-- WHAT NEEDS TO BE DONE --
Where does the word "icon" show up in the records? Copy every line that holds it.

-- INPUT FOR THIS TASK --

___

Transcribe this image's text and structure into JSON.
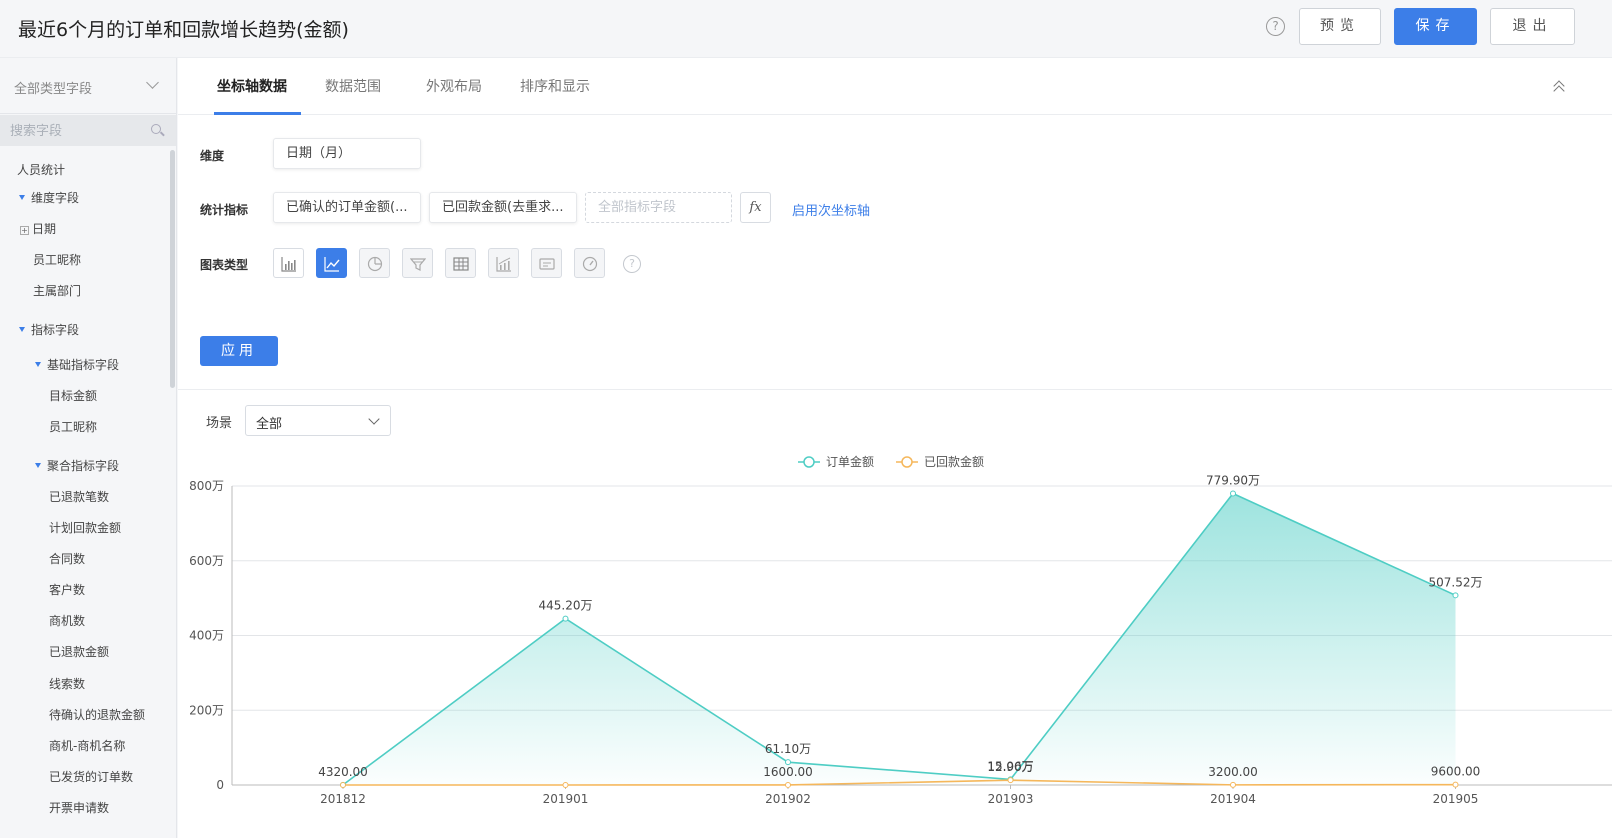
{
  "header": {
    "title": "最近6个月的订单和回款增长趋势(金额)",
    "help": "?",
    "preview_label": "预览",
    "save_label": "保存",
    "exit_label": "退出"
  },
  "sidebar": {
    "field_type": "全部类型字段",
    "search_placeholder": "搜索字段",
    "items": [
      {
        "label": "人员统计"
      },
      {
        "label": "维度字段"
      },
      {
        "label": "日期"
      },
      {
        "label": "员工昵称"
      },
      {
        "label": "主属部门"
      },
      {
        "label": "指标字段"
      },
      {
        "label": "基础指标字段"
      },
      {
        "label": "目标金额"
      },
      {
        "label": "员工昵称"
      },
      {
        "label": "聚合指标字段"
      },
      {
        "label": "已退款笔数"
      },
      {
        "label": "计划回款金额"
      },
      {
        "label": "合同数"
      },
      {
        "label": "客户数"
      },
      {
        "label": "商机数"
      },
      {
        "label": "已退款金额"
      },
      {
        "label": "线索数"
      },
      {
        "label": "待确认的退款金额"
      },
      {
        "label": "商机-商机名称"
      },
      {
        "label": "已发货的订单数"
      },
      {
        "label": "开票申请数"
      }
    ]
  },
  "tabs": [
    {
      "label": "坐标轴数据"
    },
    {
      "label": "数据范围"
    },
    {
      "label": "外观布局"
    },
    {
      "label": "排序和显示"
    }
  ],
  "config": {
    "dimension_label": "维度",
    "dimension_value": "日期（月）",
    "metrics_label": "统计指标",
    "metric_1": "已确认的订单金额(...",
    "metric_2": "已回款金额(去重求...",
    "metric_placeholder": "全部指标字段",
    "fx": "fx",
    "secondary_axis": "启用次坐标轴",
    "chart_type_label": "图表类型",
    "chart_types": [
      "bar-chart-icon",
      "line-chart-icon",
      "pie-chart-icon",
      "funnel-chart-icon",
      "table-icon",
      "bar-line-combo-icon",
      "card-icon",
      "gauge-icon"
    ],
    "active_chart_type": "line-chart-icon",
    "help": "?",
    "apply_label": "应用"
  },
  "scene": {
    "label": "场景",
    "value": "全部"
  },
  "colors": {
    "accent": "#3c7ee8",
    "series_order": "#4ecdc4",
    "series_received": "#f5b75b"
  },
  "chart_data": {
    "type": "line",
    "categories": [
      "201812",
      "201901",
      "201902",
      "201903",
      "201904",
      "201905"
    ],
    "ylim": [
      0,
      800
    ],
    "yticks": [
      "0",
      "200万",
      "400万",
      "600万",
      "800万"
    ],
    "legend_position": "top-center",
    "grid": true,
    "series": [
      {
        "name": "订单金额",
        "values": [
          0.432,
          445.2,
          61.1,
          15.06,
          779.9,
          507.52
        ],
        "labels": [
          "4320.00",
          "445.20万",
          "61.10万",
          "15.06万",
          "779.90万",
          "507.52万"
        ],
        "area": true
      },
      {
        "name": "已回款金额",
        "values": [
          0,
          0,
          0.16,
          12.9,
          0.32,
          0.96
        ],
        "labels": [
          "",
          "",
          "1600.00",
          "12.90万",
          "3200.00",
          "9600.00"
        ],
        "area": false
      }
    ]
  }
}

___

-- REPLY --
      "bar-chart-icon",
      "line-chart-icon",
      "pie-chart-icon",
      "funnel-chart-icon",
      "table-icon",
      "bar-line-combo-icon",
      "card-icon",
      "gauge-icon"
    "active_chart_type": "line-chart-icon",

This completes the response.